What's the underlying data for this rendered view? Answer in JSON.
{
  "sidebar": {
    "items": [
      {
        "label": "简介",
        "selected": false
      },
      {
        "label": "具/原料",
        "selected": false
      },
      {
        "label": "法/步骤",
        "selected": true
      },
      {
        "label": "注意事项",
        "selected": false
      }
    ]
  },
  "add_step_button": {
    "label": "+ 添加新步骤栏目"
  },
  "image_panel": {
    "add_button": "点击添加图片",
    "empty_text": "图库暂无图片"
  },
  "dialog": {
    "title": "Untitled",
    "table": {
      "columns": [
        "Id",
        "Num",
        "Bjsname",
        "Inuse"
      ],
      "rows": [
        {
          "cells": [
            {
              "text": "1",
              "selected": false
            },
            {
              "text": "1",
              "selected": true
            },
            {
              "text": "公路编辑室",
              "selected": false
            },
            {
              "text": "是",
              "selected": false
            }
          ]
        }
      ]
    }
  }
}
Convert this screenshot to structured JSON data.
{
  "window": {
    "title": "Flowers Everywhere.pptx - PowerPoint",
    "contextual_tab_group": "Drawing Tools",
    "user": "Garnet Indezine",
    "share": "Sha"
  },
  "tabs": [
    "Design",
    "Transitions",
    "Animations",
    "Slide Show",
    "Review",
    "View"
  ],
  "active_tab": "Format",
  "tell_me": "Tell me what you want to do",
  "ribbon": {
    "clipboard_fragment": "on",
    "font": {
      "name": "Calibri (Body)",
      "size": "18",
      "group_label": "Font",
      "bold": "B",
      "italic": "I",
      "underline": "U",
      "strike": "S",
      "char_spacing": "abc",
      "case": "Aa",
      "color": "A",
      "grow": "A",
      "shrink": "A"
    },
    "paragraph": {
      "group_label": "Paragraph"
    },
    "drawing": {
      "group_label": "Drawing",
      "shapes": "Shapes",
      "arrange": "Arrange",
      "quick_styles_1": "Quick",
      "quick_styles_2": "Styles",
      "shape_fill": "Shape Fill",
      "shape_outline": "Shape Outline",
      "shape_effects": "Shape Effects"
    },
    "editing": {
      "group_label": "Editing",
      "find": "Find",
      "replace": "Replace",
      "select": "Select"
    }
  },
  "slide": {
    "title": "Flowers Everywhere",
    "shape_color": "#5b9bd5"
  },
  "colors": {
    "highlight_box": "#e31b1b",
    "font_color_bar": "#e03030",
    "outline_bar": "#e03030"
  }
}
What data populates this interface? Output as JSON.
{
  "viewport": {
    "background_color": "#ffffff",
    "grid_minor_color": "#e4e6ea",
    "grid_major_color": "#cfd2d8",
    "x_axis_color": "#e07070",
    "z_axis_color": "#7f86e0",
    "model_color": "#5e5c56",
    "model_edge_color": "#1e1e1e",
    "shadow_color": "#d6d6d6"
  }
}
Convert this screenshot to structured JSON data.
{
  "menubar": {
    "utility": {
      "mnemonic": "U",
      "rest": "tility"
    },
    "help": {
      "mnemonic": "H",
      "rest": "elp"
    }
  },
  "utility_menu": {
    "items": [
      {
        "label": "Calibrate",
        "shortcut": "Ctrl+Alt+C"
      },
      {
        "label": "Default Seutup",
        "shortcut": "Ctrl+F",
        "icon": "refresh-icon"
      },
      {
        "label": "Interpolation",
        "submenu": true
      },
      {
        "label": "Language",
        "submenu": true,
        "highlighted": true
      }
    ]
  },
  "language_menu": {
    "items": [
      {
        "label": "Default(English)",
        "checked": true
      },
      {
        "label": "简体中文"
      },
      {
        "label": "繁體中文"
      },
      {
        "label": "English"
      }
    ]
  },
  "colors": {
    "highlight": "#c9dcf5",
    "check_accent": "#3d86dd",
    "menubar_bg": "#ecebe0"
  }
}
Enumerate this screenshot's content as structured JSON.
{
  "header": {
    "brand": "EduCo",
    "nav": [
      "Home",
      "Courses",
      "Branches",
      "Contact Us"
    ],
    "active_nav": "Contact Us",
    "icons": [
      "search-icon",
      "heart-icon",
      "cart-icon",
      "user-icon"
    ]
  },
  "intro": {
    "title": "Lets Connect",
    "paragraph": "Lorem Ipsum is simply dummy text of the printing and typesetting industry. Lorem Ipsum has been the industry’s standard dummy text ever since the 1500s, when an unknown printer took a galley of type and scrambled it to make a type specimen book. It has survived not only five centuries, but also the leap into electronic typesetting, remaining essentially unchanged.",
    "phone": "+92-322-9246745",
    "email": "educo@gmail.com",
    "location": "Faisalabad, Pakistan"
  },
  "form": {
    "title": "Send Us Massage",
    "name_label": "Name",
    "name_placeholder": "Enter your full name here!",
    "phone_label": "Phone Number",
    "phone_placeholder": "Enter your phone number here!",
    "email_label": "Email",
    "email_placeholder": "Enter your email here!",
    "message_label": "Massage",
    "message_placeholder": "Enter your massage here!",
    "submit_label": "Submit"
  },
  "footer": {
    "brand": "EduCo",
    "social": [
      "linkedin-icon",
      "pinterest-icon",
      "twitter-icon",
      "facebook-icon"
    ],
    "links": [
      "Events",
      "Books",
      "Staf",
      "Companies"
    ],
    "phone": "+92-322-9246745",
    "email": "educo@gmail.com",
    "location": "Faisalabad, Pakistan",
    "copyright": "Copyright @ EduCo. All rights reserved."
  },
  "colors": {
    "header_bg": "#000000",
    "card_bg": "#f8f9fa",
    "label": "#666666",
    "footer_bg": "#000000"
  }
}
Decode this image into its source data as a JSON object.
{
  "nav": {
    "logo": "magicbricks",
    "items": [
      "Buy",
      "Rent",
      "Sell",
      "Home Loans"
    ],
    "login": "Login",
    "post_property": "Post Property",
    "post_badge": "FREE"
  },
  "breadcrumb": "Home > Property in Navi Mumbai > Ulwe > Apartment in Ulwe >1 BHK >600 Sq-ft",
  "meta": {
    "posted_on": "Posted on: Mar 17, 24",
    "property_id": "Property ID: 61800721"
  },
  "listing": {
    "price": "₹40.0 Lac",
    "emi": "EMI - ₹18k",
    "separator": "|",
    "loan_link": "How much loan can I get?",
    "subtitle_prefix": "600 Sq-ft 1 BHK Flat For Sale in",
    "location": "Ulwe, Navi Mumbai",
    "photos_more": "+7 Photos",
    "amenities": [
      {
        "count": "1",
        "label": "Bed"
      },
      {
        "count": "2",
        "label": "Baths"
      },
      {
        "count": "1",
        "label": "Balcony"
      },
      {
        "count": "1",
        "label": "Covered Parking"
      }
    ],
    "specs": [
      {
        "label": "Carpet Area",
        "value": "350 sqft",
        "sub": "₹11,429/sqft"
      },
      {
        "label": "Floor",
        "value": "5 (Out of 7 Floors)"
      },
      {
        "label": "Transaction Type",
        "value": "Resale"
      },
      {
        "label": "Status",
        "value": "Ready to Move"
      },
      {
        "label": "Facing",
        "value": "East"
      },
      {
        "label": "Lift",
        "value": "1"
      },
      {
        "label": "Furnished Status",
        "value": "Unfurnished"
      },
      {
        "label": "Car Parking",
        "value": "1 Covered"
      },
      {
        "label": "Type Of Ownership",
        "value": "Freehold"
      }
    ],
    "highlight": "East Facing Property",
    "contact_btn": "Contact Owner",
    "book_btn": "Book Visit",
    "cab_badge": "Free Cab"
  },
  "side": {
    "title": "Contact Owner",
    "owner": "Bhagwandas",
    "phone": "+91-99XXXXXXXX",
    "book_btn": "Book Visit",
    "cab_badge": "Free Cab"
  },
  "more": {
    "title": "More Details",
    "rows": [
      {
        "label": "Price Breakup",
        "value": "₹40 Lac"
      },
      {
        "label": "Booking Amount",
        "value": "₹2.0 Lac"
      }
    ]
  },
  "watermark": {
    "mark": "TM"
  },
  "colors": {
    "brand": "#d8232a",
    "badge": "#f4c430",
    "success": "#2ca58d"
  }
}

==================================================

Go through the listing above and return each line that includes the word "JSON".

What's the underlying data for this rendered view? Answer in JSON.
Convert this screenshot to structured JSON data.
What data populates this interface? Output as JSON.
Convert this screenshot to structured JSON data.
Enumerate this screenshot's content as structured JSON.
Decode this image into its source data as a JSON object.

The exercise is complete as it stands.